Carmichael notes that the Chamber is concerned about what is going on in Ottawa. The Chamber in its release demonstrates that its members care about taxes, regulations and freer trade. It is seeking support for smaller companies with regard to digitization, training and the cost of pharmacare if it is implemented.
The Chamber’s list of recommendations contains establishing a Royal Commission on tax reform, a plan to balance the budget, eliminate two regulations for every new one adopted, help smaller companies gain knowledge about international markets, provide better access to high speed networks, cooperation on skills training, and ensure that any new pharmacare program does not result in costs being passed on to business.
Carmichael notes that many items on this list are also in the government’s list but there are two notable absences; climate change and income equality. However, a political party looking to encourage businesses as job creators to expand, would do well to spend time with this report and with its authors from the Chamber.
Other National Issues
Request by Opposition Parties for Emergency Meeting of the House of Commons Defence Committee
The Conservative Party and the NDP have combined to request an emergency meeting of the House of Commons Defence Committee to investigate the government’s conduct over the last three years as it dealt with Vice-Admiral Mark Norman and the charge of breach of trust, withdrawn last week.
The statement by the prime minister that Mark Norman would be dealt with by the courts made even before charges were laid will be at the center of such an investigation as well as the RCMP’s failure to interview and secure statements and evidence from potentially crucial witnesses.
The list of characters that the opposition parties wish to see called includes Trudeau, the Chief of Defence Staff, members of the PMO and PCO and others who were involved in this matter and that proceedings be televised.

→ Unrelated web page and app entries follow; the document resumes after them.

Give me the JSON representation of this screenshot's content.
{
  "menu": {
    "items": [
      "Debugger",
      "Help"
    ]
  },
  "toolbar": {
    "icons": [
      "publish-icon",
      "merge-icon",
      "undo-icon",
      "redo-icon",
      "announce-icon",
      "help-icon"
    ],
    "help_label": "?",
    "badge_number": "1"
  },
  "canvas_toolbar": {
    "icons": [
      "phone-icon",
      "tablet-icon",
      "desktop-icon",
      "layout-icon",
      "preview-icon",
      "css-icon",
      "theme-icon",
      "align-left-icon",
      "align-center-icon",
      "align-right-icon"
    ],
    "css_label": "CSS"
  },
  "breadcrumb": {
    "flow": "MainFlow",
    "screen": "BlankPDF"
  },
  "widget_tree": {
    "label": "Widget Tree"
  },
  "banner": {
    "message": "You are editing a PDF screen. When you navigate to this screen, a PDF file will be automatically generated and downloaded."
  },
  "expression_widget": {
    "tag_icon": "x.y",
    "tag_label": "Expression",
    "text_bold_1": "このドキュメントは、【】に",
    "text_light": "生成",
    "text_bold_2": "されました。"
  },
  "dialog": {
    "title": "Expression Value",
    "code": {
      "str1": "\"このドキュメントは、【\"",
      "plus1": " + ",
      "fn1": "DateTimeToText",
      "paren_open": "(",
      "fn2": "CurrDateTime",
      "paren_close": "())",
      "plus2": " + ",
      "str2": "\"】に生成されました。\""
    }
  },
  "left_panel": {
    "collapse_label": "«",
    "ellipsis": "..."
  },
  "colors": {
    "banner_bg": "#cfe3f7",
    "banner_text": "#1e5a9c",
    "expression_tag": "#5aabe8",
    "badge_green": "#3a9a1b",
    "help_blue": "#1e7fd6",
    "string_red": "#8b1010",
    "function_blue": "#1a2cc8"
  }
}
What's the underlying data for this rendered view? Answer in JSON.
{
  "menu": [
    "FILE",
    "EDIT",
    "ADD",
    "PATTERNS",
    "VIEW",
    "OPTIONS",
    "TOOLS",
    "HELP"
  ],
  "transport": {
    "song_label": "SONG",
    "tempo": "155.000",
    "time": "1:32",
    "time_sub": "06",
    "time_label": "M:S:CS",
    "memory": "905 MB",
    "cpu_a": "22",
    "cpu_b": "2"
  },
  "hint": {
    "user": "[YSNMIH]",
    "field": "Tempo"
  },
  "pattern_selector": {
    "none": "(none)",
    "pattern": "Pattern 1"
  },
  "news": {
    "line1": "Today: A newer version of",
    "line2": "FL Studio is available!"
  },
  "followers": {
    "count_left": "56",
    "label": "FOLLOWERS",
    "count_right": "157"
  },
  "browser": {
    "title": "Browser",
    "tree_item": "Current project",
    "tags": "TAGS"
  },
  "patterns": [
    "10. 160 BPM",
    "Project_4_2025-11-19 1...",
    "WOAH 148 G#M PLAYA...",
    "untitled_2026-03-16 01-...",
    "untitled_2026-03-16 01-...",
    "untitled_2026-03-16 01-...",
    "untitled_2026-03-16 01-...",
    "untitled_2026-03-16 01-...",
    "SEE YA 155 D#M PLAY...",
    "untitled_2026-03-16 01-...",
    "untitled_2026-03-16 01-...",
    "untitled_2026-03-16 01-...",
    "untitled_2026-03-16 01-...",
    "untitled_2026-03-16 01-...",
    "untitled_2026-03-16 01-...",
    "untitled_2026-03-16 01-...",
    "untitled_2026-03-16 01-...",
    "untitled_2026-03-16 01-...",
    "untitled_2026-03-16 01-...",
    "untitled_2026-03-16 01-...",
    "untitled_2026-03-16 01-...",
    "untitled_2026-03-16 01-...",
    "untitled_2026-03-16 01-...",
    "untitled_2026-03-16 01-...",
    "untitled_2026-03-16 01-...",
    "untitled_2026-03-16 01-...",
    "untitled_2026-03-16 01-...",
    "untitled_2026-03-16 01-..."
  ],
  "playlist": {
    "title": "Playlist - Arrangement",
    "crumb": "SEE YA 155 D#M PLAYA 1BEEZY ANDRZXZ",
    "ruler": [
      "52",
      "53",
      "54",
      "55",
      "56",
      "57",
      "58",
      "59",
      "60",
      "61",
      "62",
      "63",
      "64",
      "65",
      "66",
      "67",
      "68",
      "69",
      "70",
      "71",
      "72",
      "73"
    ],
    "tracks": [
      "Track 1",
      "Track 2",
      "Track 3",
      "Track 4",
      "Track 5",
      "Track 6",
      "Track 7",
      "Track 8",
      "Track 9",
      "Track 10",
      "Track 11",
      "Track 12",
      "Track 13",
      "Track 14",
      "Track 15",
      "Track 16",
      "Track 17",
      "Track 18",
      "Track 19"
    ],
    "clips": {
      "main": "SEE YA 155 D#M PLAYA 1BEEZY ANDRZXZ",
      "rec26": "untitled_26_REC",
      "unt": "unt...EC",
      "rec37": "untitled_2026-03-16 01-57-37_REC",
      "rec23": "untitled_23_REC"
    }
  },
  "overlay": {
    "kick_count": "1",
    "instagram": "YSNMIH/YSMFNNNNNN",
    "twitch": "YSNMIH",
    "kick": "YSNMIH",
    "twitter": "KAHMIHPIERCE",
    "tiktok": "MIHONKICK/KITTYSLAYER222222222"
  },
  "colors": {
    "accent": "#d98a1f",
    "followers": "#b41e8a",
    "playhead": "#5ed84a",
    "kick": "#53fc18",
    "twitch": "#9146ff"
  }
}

The emergency meeting will take place this week.
Unfortunately this request to hold a series of meetings to investigate what has become known as the Mark Norman affair will probably be rejected by the Liberal majority on the committee. Opposition MPs have the SNC Lavalin precedent and the Justice Committee as they now deal with the Defence Committee. Prime Minister Trudeau has already said that this case followed the normal course through to conclusion and there was no interference by his office. And it would be unlikely the government members would want to provide Norman with a venue for him to tell his story.
If the government committee members shut this down, the opposition is left with question period and even that venue will run out when the House rises in June for the summer and the fall election. There will not be an independent public inquiry into this matter.
This gets back to the point made in Thursday’s Morning Brief that unless there are rule changes and probably a culture change, House committees in a majority government will for the most part follow direction from the party whips who get their direction from the executive.
It may have been sufficient for the McGrath committee on Reform of the House of Commons in 1985 to recommend that opposition parties have the power to request that an emergency committee meeting be convened, but in 2019 should there be a mechanism that allows such an investigation to proceed? As noted here last week that would require that MPs view the role of committees and their place as committee members differently and separate from orders from the party whips.
Parliamentary reform should be on the election platform agenda this fall.
--today, the Canadian Chamber of Commerce releases its “Platform for Prosperity”
--this week, the House of Commons Defence Committee will convene an emergency meeting
--May 15, CPI numbers for April to be released
--May 16, monthly survey of Manufacturing for March to be released
--May 16, provincial election in Newfoundland and Labrador
--May 17, Parliament adjourns for a week, reconvening on May 27
--May 22, retail trade numbers for March to be released--bc